  5. She may never forgive me or choose to speak to me again.
  6. What if she runs away and I never see her again?

The list can go on and on……….At this point, you have to ask yourself a few questions:

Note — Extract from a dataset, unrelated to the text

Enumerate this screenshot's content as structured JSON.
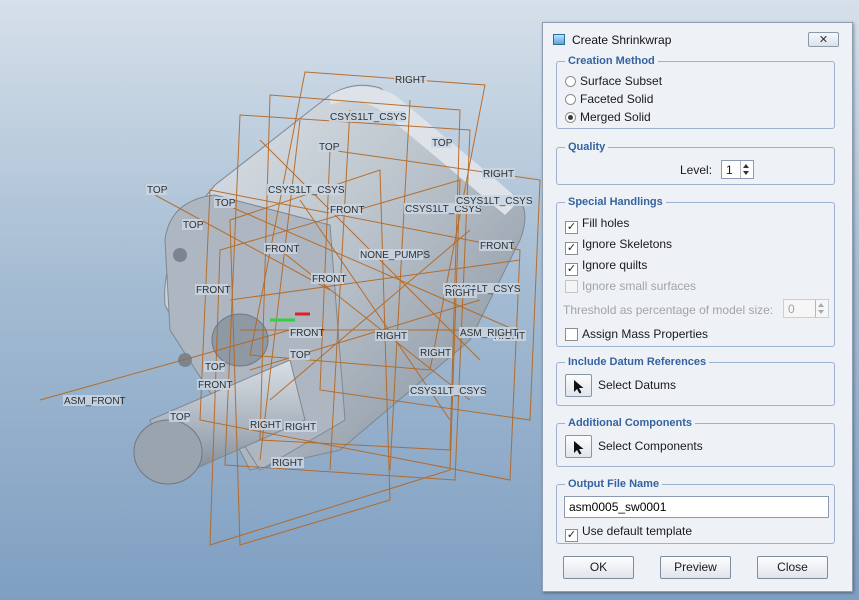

  1. How is it working now with Johnnie at home?
  2. Do I look forward to seeing him walk in the door, believing that we will have a great evening of family time?
  3. Do I find myself walking on egg shells around him and not wanting to rock the boat by bringing up issues that need to be discussed—–like who are your friends, and what are you doing while spending so much time away from home?
  4. When was the last time that I really had good night of sleep and rested, feeling that all were safe in my nest?
  5. Can I trust him in our home alone?
  6. Can I trust him to leave him alone with his younger siblings?
  7. Does our family feel safe with him in the home with us?
  8. Can we sleep in our bedroom with the door unlocked without fear of him/her coming in while we are sleeping and go through our things, wallet, purse, medicine cabinet, etc?
  9. Do other siblings/mate or partner feel neglected because of the amount of time required to deal or address Johnnie’s issues on an ongoing basis?
  10. Am I confident that the next step for him/her may not be a legal issue or a hospital confinement, and am I prepared for that?

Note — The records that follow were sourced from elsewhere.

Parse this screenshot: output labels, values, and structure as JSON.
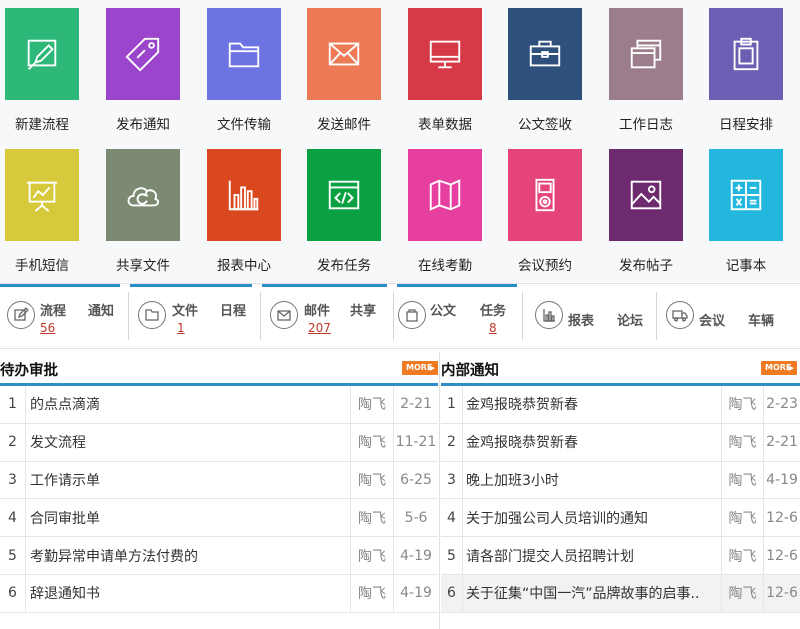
{
  "tiles": [
    {
      "label": "新建流程",
      "color": "#2db87a",
      "icon": "edit-icon"
    },
    {
      "label": "发布通知",
      "color": "#9b45cc",
      "icon": "tag-icon"
    },
    {
      "label": "文件传输",
      "color": "#6c73e3",
      "icon": "folder-icon"
    },
    {
      "label": "发送邮件",
      "color": "#ee7a55",
      "icon": "mail-icon"
    },
    {
      "label": "表单数据",
      "color": "#d63a46",
      "icon": "monitor-icon"
    },
    {
      "label": "公文签收",
      "color": "#2f4f7d",
      "icon": "briefcase-icon"
    },
    {
      "label": "工作日志",
      "color": "#9b7d8c",
      "icon": "windows-icon"
    },
    {
      "label": "日程安排",
      "color": "#6a5fb3",
      "icon": "clipboard-icon"
    },
    {
      "label": "手机短信",
      "color": "#d7c93b",
      "icon": "chart-board-icon"
    },
    {
      "label": "共享文件",
      "color": "#7d8a72",
      "icon": "cloud-sync-icon"
    },
    {
      "label": "报表中心",
      "color": "#d9481f",
      "icon": "bar-chart-icon"
    },
    {
      "label": "发布任务",
      "color": "#0aa142",
      "icon": "code-window-icon"
    },
    {
      "label": "在线考勤",
      "color": "#e63fa0",
      "icon": "map-icon"
    },
    {
      "label": "会议预约",
      "color": "#e4437c",
      "icon": "ipod-icon"
    },
    {
      "label": "发布帖子",
      "color": "#6e2a6e",
      "icon": "image-icon"
    },
    {
      "label": "记事本",
      "color": "#23b7dd",
      "icon": "calculator-icon"
    }
  ],
  "stats": {
    "flow": {
      "label": "流程",
      "count": "56",
      "extra": "通知"
    },
    "file": {
      "label": "文件",
      "count": "1",
      "extra": "日程"
    },
    "mail": {
      "label": "邮件",
      "count": "207",
      "extra": "共享"
    },
    "doc": {
      "label": "公文",
      "extra": "任务",
      "extra_count": "8"
    },
    "report": {
      "label": "报表",
      "extra": "论坛"
    },
    "meeting": {
      "label": "会议",
      "extra": "车辆"
    }
  },
  "pending": {
    "title": "待办审批",
    "more": "MORE",
    "rows": [
      {
        "num": "1",
        "title": "的点点滴滴",
        "author": "陶飞",
        "date": "2-21"
      },
      {
        "num": "2",
        "title": "发文流程",
        "author": "陶飞",
        "date": "11-21"
      },
      {
        "num": "3",
        "title": "工作请示单",
        "author": "陶飞",
        "date": "6-25"
      },
      {
        "num": "4",
        "title": "合同审批单",
        "author": "陶飞",
        "date": "5-6"
      },
      {
        "num": "5",
        "title": "考勤异常申请单方法付费的",
        "author": "陶飞",
        "date": "4-19"
      },
      {
        "num": "6",
        "title": "辞退通知书",
        "author": "陶飞",
        "date": "4-19"
      }
    ]
  },
  "notices": {
    "title": "内部通知",
    "more": "MORE",
    "rows": [
      {
        "num": "1",
        "title": "金鸡报晓恭贺新春",
        "author": "陶飞",
        "date": "2-23"
      },
      {
        "num": "2",
        "title": "金鸡报晓恭贺新春",
        "author": "陶飞",
        "date": "2-21"
      },
      {
        "num": "3",
        "title": "晚上加班3小时",
        "author": "陶飞",
        "date": "4-19"
      },
      {
        "num": "4",
        "title": "关于加强公司人员培训的通知",
        "author": "陶飞",
        "date": "12-6"
      },
      {
        "num": "5",
        "title": "请各部门提交人员招聘计划",
        "author": "陶飞",
        "date": "12-6"
      },
      {
        "num": "6",
        "title": "关于征集“中国一汽”品牌故事的启事..",
        "author": "陶飞",
        "date": "12-6"
      }
    ]
  },
  "colors": {
    "accent": "#2c8ec9",
    "more": "#f07a22",
    "count": "#c0392b"
  }
}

If you are comfortable with the answers that you honestly gave yourself, then continue working through things in the home with family counseling as well as individual psychotherapy and an adequate evaluation for your child.  Proper diagnosis, possible medication, and a team approach with the whole family may be the answer for your child at this point.

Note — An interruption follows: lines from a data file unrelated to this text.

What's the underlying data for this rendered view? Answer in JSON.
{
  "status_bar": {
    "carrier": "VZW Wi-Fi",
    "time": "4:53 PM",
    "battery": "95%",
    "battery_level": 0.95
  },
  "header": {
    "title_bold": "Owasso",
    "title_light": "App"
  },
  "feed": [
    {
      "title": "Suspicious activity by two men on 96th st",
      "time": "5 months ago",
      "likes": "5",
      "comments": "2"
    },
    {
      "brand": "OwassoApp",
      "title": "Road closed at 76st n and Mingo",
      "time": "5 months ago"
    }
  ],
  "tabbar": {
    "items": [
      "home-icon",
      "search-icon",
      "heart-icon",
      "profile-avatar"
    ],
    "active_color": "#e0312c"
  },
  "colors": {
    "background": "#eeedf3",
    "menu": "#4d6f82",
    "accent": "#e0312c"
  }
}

However, if you are not comfortable with your answers to these questions that you honestly gave yourself, then put a stop to the flood of negative thoughts that are preventing you from moving forward with seeking the help for your child and family through residential treatment.  Be careful involving too many people in this process, especially when consulting grandparents or close family members who honestly cannot see Johnnie as anything but a perfect little gentleman or Susie as anything but a little princess.  Understand that the true character in your child comes out in your home with his immediate family and not necessarily when he is with others.  Kids have an ability to mask their true colors for a period of time, and you cannot expect some people to understand or agree with you in this decision.  It may be a lonely time for you as you move through the whole process, but seek a support system that reinforces your decision, and then take one step at a time.  Seek out God’s direction, and trust Him to lead you through it.  You will soon be glad that you did.

I can’t tell you how many times I have had to listen and diffuse an angry grandparent who had just learned that their favorite grandchild was residing with us at our therapeutic school.  Now, I am a grandmother and Nana to six grandsons, so I totally understand how they feel!  I am always happy to hear them out and will normally get them to agree with me to give it two weeks before calling us back to talk to Johnnie or Susie.  I assure them that they are safe, and that, if we find, in our professional assessment, that they are misplaced and do not need to be here, we will gladly send them back home to mom and dad.  Grandparents do seem to have a more difficult time acknowledging that their precious grandchild would have any issues that couldn’t just be fixed with the right consequences at home, sometimes a swift kick (not recommended), or just letting them alone to figure it out on their own with the belief that they will get through it as thousands before them have.  The Old School way just doesn’t cut it in this generation of kids who have had to learn to survive in a society that is so far from anything that we Baby Boomers have ever known!

Education for the whole family is a must and should be included in the treatment plan for a successful transformation of your child—-even if it leads to residential boarding school for a period of time in his/her life.  Your child deserves the best, and so do you.

If your family needs help, pursue it and allow God to give you the direction and peace in your decision—–Boarding School or not?

Dr. Patricia Jones, PhD
Executive Director and Founder